[Stored dataset items]
########

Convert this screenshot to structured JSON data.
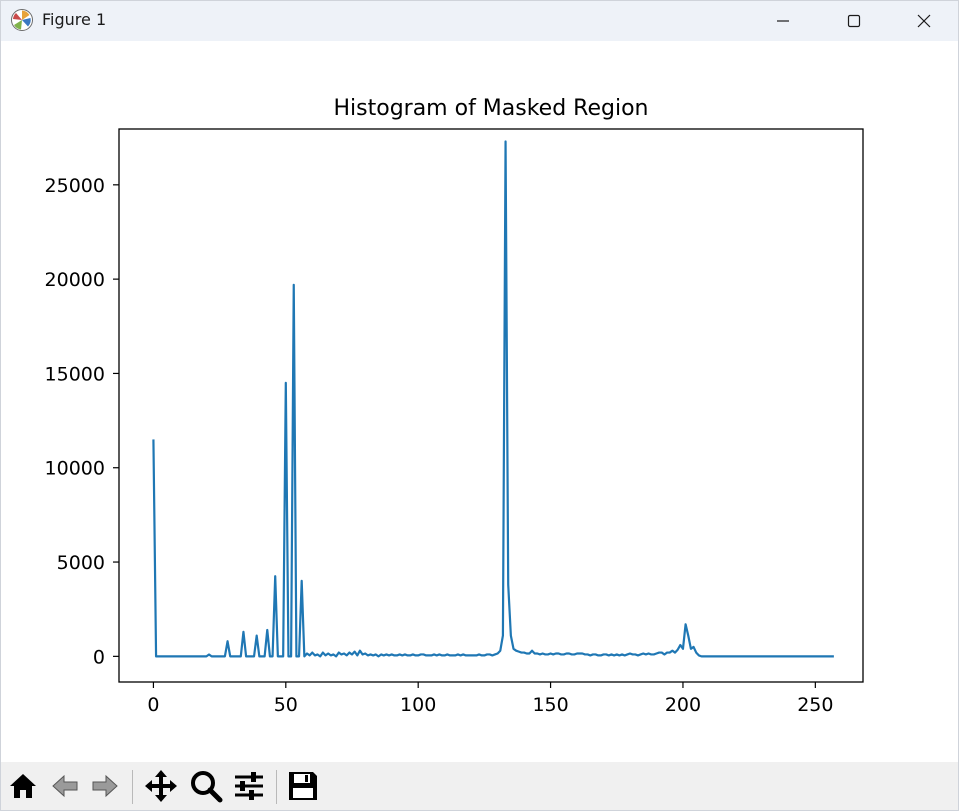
{
  "window": {
    "title": "Figure 1"
  },
  "toolbar": {
    "buttons": [
      "home-icon",
      "back-arrow-icon",
      "forward-arrow-icon",
      "pan-icon",
      "zoom-icon",
      "configure-subplots-icon",
      "save-icon"
    ]
  },
  "chart_data": {
    "type": "line",
    "title": "Histogram of Masked Region",
    "xlabel": "",
    "ylabel": "",
    "xlim": [
      -13,
      268
    ],
    "ylim": [
      -1360,
      27960
    ],
    "xticks": [
      0,
      50,
      100,
      150,
      200,
      250
    ],
    "yticks": [
      0,
      5000,
      10000,
      15000,
      20000,
      25000
    ],
    "grid": false,
    "color": "#1f77b4",
    "series": [
      {
        "values": [
          11500,
          0,
          0,
          0,
          0,
          0,
          0,
          0,
          0,
          0,
          0,
          0,
          0,
          0,
          0,
          0,
          0,
          0,
          0,
          0,
          0,
          100,
          0,
          0,
          0,
          0,
          0,
          0,
          800,
          0,
          0,
          0,
          0,
          0,
          1300,
          0,
          0,
          0,
          0,
          1100,
          0,
          0,
          0,
          1400,
          0,
          0,
          4250,
          0,
          0,
          0,
          14500,
          0,
          0,
          19700,
          0,
          0,
          4000,
          0,
          150,
          50,
          200,
          50,
          100,
          0,
          200,
          50,
          150,
          50,
          100,
          0,
          200,
          100,
          150,
          50,
          200,
          100,
          250,
          50,
          300,
          100,
          150,
          50,
          100,
          50,
          100,
          0,
          100,
          50,
          100,
          50,
          100,
          50,
          50,
          100,
          50,
          100,
          50,
          50,
          100,
          50,
          50,
          100,
          100,
          50,
          50,
          50,
          100,
          50,
          100,
          50,
          50,
          100,
          50,
          50,
          50,
          100,
          50,
          100,
          50,
          50,
          50,
          50,
          50,
          100,
          50,
          50,
          100,
          100,
          50,
          100,
          150,
          300,
          1100,
          27300,
          3800,
          1100,
          400,
          300,
          250,
          200,
          200,
          150,
          150,
          300,
          150,
          150,
          100,
          150,
          100,
          100,
          150,
          100,
          150,
          150,
          100,
          100,
          150,
          150,
          100,
          100,
          150,
          150,
          150,
          100,
          100,
          50,
          100,
          100,
          50,
          50,
          100,
          100,
          50,
          100,
          50,
          100,
          50,
          100,
          50,
          100,
          150,
          100,
          100,
          50,
          100,
          150,
          100,
          150,
          100,
          100,
          150,
          200,
          200,
          100,
          200,
          200,
          300,
          200,
          350,
          600,
          400,
          1700,
          1100,
          400,
          500,
          200,
          50,
          0,
          0,
          0,
          0,
          0,
          0,
          0,
          0,
          0,
          0,
          0,
          0,
          0,
          0,
          0,
          0,
          0,
          0,
          0,
          0,
          0,
          0,
          0,
          0,
          0,
          0,
          0,
          0,
          0,
          0,
          0,
          0,
          0,
          0,
          0,
          0,
          0,
          0,
          0,
          0,
          0,
          0,
          0,
          0,
          0,
          0,
          0,
          0,
          0,
          0,
          0
        ]
      }
    ]
  }
}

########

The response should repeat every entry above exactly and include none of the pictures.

Convert this screenshot to structured JSON data.
{
  "window": {
    "title": "Figure 1"
  },
  "toolbar": {
    "buttons": [
      "home-icon",
      "back-arrow-icon",
      "forward-arrow-icon",
      "pan-icon",
      "zoom-icon",
      "configure-subplots-icon",
      "save-icon"
    ]
  },
  "chart_data": {
    "type": "line",
    "title": "Histogram of Masked Region",
    "xlabel": "",
    "ylabel": "",
    "xlim": [
      -13,
      268
    ],
    "ylim": [
      -1360,
      27960
    ],
    "xticks": [
      0,
      50,
      100,
      150,
      200,
      250
    ],
    "yticks": [
      0,
      5000,
      10000,
      15000,
      20000,
      25000
    ],
    "grid": false,
    "color": "#1f77b4",
    "series": [
      {
        "values": [
          11500,
          0,
          0,
          0,
          0,
          0,
          0,
          0,
          0,
          0,
          0,
          0,
          0,
          0,
          0,
          0,
          0,
          0,
          0,
          0,
          0,
          100,
          0,
          0,
          0,
          0,
          0,
          0,
          800,
          0,
          0,
          0,
          0,
          0,
          1300,
          0,
          0,
          0,
          0,
          1100,
          0,
          0,
          0,
          1400,
          0,
          0,
          4250,
          0,
          0,
          0,
          14500,
          0,
          0,
          19700,
          0,
          0,
          4000,
          0,
          150,
          50,
          200,
          50,
          100,
          0,
          200,
          50,
          150,
          50,
          100,
          0,
          200,
          100,
          150,
          50,
          200,
          100,
          250,
          50,
          300,
          100,
          150,
          50,
          100,
          50,
          100,
          0,
          100,
          50,
          100,
          50,
          100,
          50,
          50,
          100,
          50,
          100,
          50,
          50,
          100,
          50,
          50,
          100,
          100,
          50,
          50,
          50,
          100,
          50,
          100,
          50,
          50,
          100,
          50,
          50,
          50,
          100,
          50,
          100,
          50,
          50,
          50,
          50,
          50,
          100,
          50,
          50,
          100,
          100,
          50,
          100,
          150,
          300,
          1100,
          27300,
          3800,
          1100,
          400,
          300,
          250,
          200,
          200,
          150,
          150,
          300,
          150,
          150,
          100,
          150,
          100,
          100,
          150,
          100,
          150,
          150,
          100,
          100,
          150,
          150,
          100,
          100,
          150,
          150,
          150,
          100,
          100,
          50,
          100,
          100,
          50,
          50,
          100,
          100,
          50,
          100,
          50,
          100,
          50,
          100,
          50,
          100,
          150,
          100,
          100,
          50,
          100,
          150,
          100,
          150,
          100,
          100,
          150,
          200,
          200,
          100,
          200,
          200,
          300,
          200,
          350,
          600,
          400,
          1700,
          1100,
          400,
          500,
          200,
          50,
          0,
          0,
          0,
          0,
          0,
          0,
          0,
          0,
          0,
          0,
          0,
          0,
          0,
          0,
          0,
          0,
          0,
          0,
          0,
          0,
          0,
          0,
          0,
          0,
          0,
          0,
          0,
          0,
          0,
          0,
          0,
          0,
          0,
          0,
          0,
          0,
          0,
          0,
          0,
          0,
          0,
          0,
          0,
          0,
          0,
          0,
          0,
          0,
          0,
          0,
          0
        ]
      }
    ]
  }
}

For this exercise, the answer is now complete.